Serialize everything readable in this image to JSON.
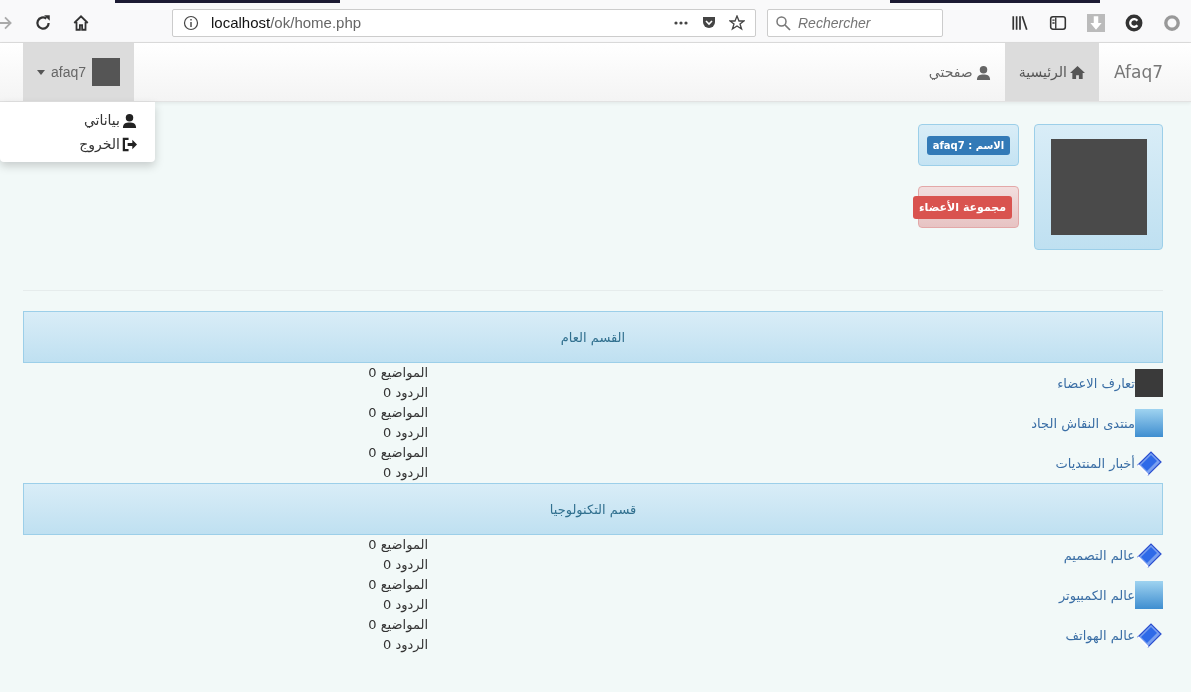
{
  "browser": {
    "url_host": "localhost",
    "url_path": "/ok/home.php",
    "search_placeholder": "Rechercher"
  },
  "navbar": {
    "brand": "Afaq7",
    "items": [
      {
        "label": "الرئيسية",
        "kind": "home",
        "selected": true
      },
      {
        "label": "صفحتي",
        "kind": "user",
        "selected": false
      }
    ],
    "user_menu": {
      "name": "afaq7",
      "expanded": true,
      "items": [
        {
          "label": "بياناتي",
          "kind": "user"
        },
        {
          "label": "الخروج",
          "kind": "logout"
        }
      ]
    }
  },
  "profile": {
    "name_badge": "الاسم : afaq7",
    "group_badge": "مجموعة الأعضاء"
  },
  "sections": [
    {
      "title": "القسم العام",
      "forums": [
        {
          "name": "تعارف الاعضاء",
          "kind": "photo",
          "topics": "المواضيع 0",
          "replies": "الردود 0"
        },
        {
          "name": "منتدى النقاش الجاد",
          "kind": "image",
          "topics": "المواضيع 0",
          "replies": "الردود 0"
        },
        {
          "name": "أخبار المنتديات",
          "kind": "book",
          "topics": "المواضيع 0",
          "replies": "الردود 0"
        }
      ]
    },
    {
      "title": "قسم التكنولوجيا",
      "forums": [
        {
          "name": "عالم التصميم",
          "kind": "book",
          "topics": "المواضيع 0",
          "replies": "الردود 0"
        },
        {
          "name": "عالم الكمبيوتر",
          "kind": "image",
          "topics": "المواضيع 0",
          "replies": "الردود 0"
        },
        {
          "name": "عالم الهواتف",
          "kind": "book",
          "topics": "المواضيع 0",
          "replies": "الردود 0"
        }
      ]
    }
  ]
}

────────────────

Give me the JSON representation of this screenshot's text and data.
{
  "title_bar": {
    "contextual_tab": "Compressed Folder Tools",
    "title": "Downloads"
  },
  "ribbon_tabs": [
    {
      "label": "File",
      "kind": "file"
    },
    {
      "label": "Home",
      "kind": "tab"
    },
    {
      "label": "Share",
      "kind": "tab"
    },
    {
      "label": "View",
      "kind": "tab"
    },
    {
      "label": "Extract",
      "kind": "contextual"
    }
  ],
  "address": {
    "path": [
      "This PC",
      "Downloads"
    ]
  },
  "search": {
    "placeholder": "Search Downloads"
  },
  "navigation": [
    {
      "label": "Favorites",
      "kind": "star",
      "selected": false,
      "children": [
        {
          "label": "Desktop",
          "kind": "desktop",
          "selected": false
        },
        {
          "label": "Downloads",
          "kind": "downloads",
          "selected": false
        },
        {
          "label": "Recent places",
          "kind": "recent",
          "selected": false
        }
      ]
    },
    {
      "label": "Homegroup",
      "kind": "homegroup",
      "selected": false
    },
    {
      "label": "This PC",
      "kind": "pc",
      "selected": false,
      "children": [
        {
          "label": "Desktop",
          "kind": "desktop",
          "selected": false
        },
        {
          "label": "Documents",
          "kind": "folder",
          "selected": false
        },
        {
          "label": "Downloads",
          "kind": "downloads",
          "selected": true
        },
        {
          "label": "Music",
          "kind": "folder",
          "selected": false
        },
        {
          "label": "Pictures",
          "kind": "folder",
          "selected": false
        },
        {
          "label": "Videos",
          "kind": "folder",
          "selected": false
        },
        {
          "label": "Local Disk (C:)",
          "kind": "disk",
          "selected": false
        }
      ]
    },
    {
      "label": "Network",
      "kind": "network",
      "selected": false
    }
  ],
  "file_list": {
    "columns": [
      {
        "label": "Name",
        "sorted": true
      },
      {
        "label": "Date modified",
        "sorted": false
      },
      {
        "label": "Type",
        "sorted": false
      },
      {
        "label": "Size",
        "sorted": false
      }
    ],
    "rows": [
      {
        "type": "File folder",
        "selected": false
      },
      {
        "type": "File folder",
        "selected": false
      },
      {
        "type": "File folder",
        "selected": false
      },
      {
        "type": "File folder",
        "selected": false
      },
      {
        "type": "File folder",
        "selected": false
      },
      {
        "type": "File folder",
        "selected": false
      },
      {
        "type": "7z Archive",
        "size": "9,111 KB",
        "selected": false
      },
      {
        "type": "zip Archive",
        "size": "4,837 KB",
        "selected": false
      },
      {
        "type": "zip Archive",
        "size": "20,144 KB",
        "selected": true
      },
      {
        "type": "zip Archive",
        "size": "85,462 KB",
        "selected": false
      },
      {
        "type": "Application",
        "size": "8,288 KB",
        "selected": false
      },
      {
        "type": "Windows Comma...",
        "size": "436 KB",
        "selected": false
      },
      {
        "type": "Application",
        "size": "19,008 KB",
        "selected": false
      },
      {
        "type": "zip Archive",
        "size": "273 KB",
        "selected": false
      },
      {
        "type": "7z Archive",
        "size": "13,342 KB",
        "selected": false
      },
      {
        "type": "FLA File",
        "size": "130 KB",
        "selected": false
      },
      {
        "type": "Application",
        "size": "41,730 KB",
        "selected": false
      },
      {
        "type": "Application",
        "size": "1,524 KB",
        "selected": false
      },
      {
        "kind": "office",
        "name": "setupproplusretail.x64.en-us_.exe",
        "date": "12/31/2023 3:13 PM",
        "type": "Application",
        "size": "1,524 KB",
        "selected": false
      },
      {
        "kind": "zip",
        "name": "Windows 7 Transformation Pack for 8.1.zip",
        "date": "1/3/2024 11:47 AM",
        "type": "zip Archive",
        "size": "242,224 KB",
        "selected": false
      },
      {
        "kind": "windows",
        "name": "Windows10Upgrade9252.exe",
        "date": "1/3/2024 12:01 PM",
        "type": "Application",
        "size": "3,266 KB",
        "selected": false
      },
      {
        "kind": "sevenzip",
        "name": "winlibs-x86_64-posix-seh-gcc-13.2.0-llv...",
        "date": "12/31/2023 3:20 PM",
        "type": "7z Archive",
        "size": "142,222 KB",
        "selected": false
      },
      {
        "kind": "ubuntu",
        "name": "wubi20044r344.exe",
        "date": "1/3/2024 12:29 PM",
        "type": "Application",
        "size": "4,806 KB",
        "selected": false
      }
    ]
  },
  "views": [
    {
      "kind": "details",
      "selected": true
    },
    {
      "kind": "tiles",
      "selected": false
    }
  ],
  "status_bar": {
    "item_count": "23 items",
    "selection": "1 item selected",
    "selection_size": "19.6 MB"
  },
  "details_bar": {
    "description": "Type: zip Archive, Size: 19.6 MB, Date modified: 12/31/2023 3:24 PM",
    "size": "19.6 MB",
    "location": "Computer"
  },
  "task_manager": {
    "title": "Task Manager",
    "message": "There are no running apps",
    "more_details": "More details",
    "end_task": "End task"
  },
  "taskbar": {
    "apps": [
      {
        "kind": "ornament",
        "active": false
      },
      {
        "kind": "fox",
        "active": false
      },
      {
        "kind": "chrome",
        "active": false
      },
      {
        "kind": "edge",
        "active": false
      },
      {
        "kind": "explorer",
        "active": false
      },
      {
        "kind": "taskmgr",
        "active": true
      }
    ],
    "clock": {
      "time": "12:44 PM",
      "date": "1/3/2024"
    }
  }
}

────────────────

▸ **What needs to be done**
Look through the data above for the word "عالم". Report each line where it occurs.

▸ **Response**
          "name": "عالم التصميم",
          "name": "عالم الكمبيوتر",
          "name": "عالم الهواتف",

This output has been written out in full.